When you see a lot of pages with errors or were excluded then you have to pay attention. Excluded pages are usually just ones that confused Google because of the robots.txt file or are poorly configured. Pages with errors could be from just about anything including a crawling error or duplicate content. You’ll have to pore over this section if you have a lot of pages with errors.
Improve underperforming keywords
Using the Search Console will give you a clear picture of which keywords are working and which are not. You can sort the results by Impressions and Clicks. It’s by seeing these stats side by side that you can determine which keywords are underperforming. When you see a lot of impressions but not many clicks then you have to pull up the URL and see where the problem lies. Sometimes the keyword is not being served well by the meta description that is not written in a way that entices a reader to click.
It could also be from the title of the article. You should start by changing the title and see if it improves your click-through rate. If nothing changes, then change the meta description to see if it improves.
By looking at what the other results are that come ahead of yours you may see something jump out at you that you are missing from your URL.
Find backlinking opportunities
Looking to the left of the dashboard you will see the Links section. This will show you where your backlinks are coming in from. Hopefully, you can differentiate organic backlinks from any that you may have paid for. This is because if you can find the content that is bringing in the most backlinks without any effort on your part you may be able to replicate that.
Make a note of the articles that are bringing in the most backlinks organically and see if you can spot any similarities in the content type or style. For instance, if you are getting a lot of links for instructional content then this is a sign that you should be doing more of that type of content.
Maybe the content types are all different, but one similarity is that you have a lot of stats in the articles that are linked to. People love to use stats to make a point so if your content contains pithy stats that are easier to link to than to come up with their own then this should be done more. If that is original research on your end then this is definitely the way to go.
Update pages losing traffic
There is a great section in the Google Search Console that allows you to see which pages are losing some of their rankings.

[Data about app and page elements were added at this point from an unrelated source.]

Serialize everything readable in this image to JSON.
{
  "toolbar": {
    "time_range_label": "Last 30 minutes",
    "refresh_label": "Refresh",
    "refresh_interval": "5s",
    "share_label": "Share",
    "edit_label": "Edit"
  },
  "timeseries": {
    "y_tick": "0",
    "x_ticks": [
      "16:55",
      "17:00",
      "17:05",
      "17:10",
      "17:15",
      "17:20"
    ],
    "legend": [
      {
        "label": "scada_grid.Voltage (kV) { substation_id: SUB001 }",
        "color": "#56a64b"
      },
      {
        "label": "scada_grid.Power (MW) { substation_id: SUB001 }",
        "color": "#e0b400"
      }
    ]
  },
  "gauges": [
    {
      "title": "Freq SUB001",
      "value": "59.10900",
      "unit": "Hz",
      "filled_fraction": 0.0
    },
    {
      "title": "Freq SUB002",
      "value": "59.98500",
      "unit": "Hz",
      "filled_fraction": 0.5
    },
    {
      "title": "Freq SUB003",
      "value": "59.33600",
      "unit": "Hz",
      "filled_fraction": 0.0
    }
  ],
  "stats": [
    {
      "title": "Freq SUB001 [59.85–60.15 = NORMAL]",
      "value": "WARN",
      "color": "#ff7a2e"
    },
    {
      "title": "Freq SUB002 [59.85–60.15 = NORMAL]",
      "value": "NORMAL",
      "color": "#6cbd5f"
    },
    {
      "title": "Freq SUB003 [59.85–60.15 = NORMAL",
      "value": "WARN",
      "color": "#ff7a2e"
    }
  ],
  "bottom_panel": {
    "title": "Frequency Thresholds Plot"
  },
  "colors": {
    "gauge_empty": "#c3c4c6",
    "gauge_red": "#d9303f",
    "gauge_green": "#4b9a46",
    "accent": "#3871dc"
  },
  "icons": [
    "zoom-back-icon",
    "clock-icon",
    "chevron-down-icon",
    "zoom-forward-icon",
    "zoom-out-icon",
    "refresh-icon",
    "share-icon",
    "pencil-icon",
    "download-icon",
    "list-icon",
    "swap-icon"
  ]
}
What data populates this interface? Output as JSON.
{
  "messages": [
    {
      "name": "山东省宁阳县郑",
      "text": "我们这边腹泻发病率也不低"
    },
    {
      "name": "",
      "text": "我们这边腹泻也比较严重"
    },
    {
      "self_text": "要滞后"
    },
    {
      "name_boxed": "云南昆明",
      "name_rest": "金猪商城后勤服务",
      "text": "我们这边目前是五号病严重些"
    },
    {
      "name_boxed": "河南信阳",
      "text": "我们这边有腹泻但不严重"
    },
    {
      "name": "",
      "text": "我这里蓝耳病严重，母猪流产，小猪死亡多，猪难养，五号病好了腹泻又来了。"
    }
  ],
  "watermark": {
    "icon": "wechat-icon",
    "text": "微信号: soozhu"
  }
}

It’s in the Performance section and you can see a comparison of the rankings over a specific period of time.
If you go back six months you can see the pages that have lost their ranking over that time. If this is the case then it could signify that the content is getting stale. You need to go back and do some updating. It could be that some of the content is out of date, or that other sites have the topic covered in greater depth and you should add some content to the post.
It’s important to take a hard look at the metadata for the URL as well. Once again, it could be your title or description causing a low CTR which Google is taking as a distrust signal and dropping the ranking. Also, if your site speed loading times are long then you are likely losing ranking due to that and you should find a way to speed it up.